The Naval Academy basketball team humored American University for exactly one half last night, then put the Eagles away as expected with a few artful jumpers and ugly slam dunks. The end result was a 97-68 Colonial Athletic Association victory at Fort Myer that was as lopsided as the score would indicate.
Navy led by just eight at the half, 39-31, as American took a stab at playing some defense, managing to hold center David Robinson and forward Vernon Butler to four and one points each before a suddenly intrigued crowd of 2,275. But the Midshipmen proceeded to lead by as many as 31 points in the second half as Robinson finished with 17 points and 13 rebounds and Butler totaled 11 points and 11 rebounds.
"It was hard to sustain," American Coach Ed Tapscott said of the Eagles' first-half performance. "They're just very balanced.
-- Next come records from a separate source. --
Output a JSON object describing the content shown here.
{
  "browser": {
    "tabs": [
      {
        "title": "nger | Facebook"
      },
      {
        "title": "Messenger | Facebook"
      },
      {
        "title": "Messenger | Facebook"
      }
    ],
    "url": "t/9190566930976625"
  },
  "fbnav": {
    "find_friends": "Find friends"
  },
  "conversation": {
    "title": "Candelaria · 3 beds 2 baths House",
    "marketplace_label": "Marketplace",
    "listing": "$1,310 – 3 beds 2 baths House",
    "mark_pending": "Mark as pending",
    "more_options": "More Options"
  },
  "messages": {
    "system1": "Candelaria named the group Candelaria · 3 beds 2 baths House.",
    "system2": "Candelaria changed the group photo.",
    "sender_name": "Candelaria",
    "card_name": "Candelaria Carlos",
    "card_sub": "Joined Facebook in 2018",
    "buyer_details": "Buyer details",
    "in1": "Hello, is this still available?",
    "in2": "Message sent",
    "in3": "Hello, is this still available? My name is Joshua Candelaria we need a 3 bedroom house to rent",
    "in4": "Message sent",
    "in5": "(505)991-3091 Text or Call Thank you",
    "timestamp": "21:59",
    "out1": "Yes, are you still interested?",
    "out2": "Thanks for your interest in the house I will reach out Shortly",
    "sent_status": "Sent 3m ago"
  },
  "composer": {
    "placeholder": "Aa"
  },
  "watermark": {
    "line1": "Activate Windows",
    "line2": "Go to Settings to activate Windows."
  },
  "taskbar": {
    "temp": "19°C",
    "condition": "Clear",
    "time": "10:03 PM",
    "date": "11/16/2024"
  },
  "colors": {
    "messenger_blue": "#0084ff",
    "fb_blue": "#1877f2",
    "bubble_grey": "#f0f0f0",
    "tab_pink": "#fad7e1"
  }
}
You shut down some of their guys, and pretty soon other ones come along."
Butler's rebounding performance made him the first Navy player to have 1,000 points and 1,000 rebounds in his career. He has 1,669 points and 1,007 rebounds and is 19 points away from breaking the Navy scoring record set by Kevin Sinnett from 1975-79. He also tied the record for most games played at the Academy, with 109.
Frank Ross led all scorers with 25 points for American (7-8, 1-4), but it was not nearly enough against Navy's variety of scoring weapons. Chuck West added 15 and reserve Pat Witting 13 for the Eagles.
The final score marked the most points American has given up all season. It also broke a seven-game winning streak at Fort Myer that dated back to last season.
All five starters finished in double figures for Navy (12-3, 5-0). Guards Kylor Whitaker and Doug Wojcik had 16 and 14 points, respectively, and freshman forward Nate Bailey had 11 points and seven rebounds.
Robinson, the sensational 6-11 junior center, added six blocked shots before he fouled out with 7:13 left. American was the first team all year to manage to get him out of the game.
"It was too little too late," Tapscott said. "By then we were down by 25 with seven minutes left."
Navy opened the second half by outscoring the Eagles, 16-4, to amass a 20-point lead. Robinson had three of his blocks over that span, during which American managed only jumpers from Ross and West.
Ross had missed a layup with 18:29 left that could have pulled the Eagles to within six, making a steal and driving the length of the court, only to rush it and watch the ball roll off the rim. Robinson turned it into a jam on the other end, and the Midshipmen were off and running.
They scattered the points around, Butler making a three-point play, Bailey and Whitaker hitting jumpers and Robinson adding another jam. Wojcik's two free throws with 15:32 to go gave them the 20-point lead, 55-35, and the Midshipmen kept rolling from there.
Navy wasted a 15-point margin on two different occasions before American made it 39-31 at the half. The Eagles threw some surprisingly good zone defense at the Midshipmen, packing the middle and shutting down Robinson and Butler. The Midshipmen relied instead on the shooting of Wojcik and Whitaker, who had 10 and 14 points, respectively, in the half.
"Whitaker and Wojcik really kept us in it without our big guns," Navy Coach Paul Evans said. "They (the Eagles) were packing it in, sagging real well. David and Vernon weren't putting in their shots."
American did not start well, however, a forerunner of things to come. The Eagles did not hit a field goal until 13:45 remained in the period as Navy took a 12-1 lead.